Eritrea, which is ruled by a military dictatorship, has been described as the North Korea of Africa. Some 12 per cent of the population have fled the country, according to UNHCR. Tens of thousands have risked death from drowning to escape to Italy.

Eritrea keeps a tight control over religion. In 2002, Eritrea outlawed every religion except Sunni Islam, Eritrean Orthodox, Roman Catholicism and the Lutheran Church.

The authorities shut down many Evangelical and Pentecostal churches and have kept the patriarch of the Orthodox Church under house arrest since January 2007.

Enemies of the state

Registered churches come under tight government control. And Christians who worship in unregistered churches are regarded as enemies of the state.
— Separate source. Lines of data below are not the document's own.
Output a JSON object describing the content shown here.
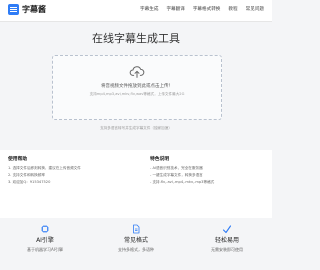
{
  "header": {
    "logo_text": "字幕酱",
    "nav": [
      "字幕生成",
      "字幕翻译",
      "字幕格式转换",
      "教程",
      "常见问题"
    ]
  },
  "main": {
    "title": "在线字幕生成工具"
  },
  "upload": {
    "main_text": "将音视频文件拖放到此或点击上传！",
    "sub_text": "支持mp4,mp3,avi,mkv,flv,wav等格式，上传文件最大2G",
    "icon": "cloud-upload-icon"
  },
  "tip": "支持多语言转写并生成字幕文件（独家加速）",
  "help": {
    "left_title": "使用帮助",
    "left_items": [
      "1. 选择文件后即刻转换，建议在上传音频文件",
      "2. 支持文件和转换频率",
      "3. 欢迎加Q：915347520"
    ],
    "right_title": "特色说明",
    "right_items": [
      "- AI语音识别技术，完全在服务器",
      "- 一键生成字幕文件，转换多语言",
      "- 支持.flv,.avi,.mp4,.mkv,.mp3等格式"
    ]
  },
  "features": [
    {
      "title": "AI引擎",
      "desc": "基于机器学习AI引擎",
      "icon": "ai-chip-icon"
    },
    {
      "title": "常见格式",
      "desc": "支持多格式，多语种",
      "icon": "format-icon"
    },
    {
      "title": "轻松易用",
      "desc": "无需安装即可使用",
      "icon": "easy-use-icon"
    }
  ],
  "colors": {
    "accent": "#2f7cf6",
    "background": "#f4f5f7"
  }
}
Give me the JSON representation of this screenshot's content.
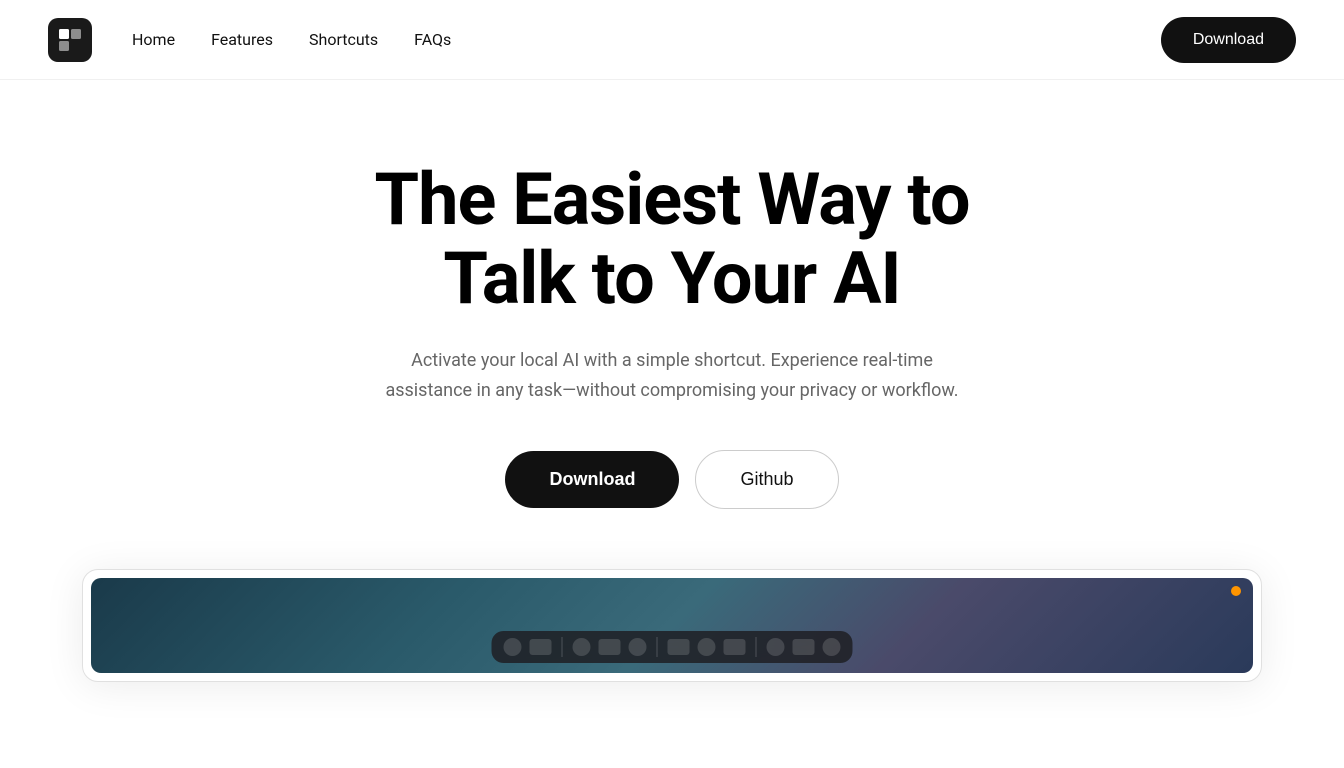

Estimates of the number of Christian prisoners of faith in the country range from 3,000 down to 300. Release contacts put the figure at close to 500. Many Christian prisoners have been detained for decades.

Some Christian prisoners are kept in shipping containers, where they are exposed to the searing desert heat by day and cold by night. Some are beaten and tortured to try to force them to renounce their faith.

Most Christian prisoners are believed to be Pentecostal or Evangelical. Many have been held for more than a decade. The prison authorities ban praying aloud, singing, preaching or reading religious books.

Eritrea’s constitution declares: ‘No person may be discriminated against on account of… religion.’ But a UN human rights commission noted attacks on Protestants and Pentecostals were ‘part of a diligently planned policy of the government’.

‘Full religious freedom’

Release International has repeatedly called on Eritrea to free its Christian prisoners and permit full religious freedom. In 2006, Release International and others submitted a petition to this effect signed by more than 110,000 people.

Says Paul Robinson: ‘Release is once again calling on Eritrea to set free every Christian prisoner and permit freedom of faith once again in their country.’

Through its international network of missions, Release International is active in some 25 countries around the world, supporting pastors, Christian prisoners and their families; supplying Christian literature and Bibles, and working for justice.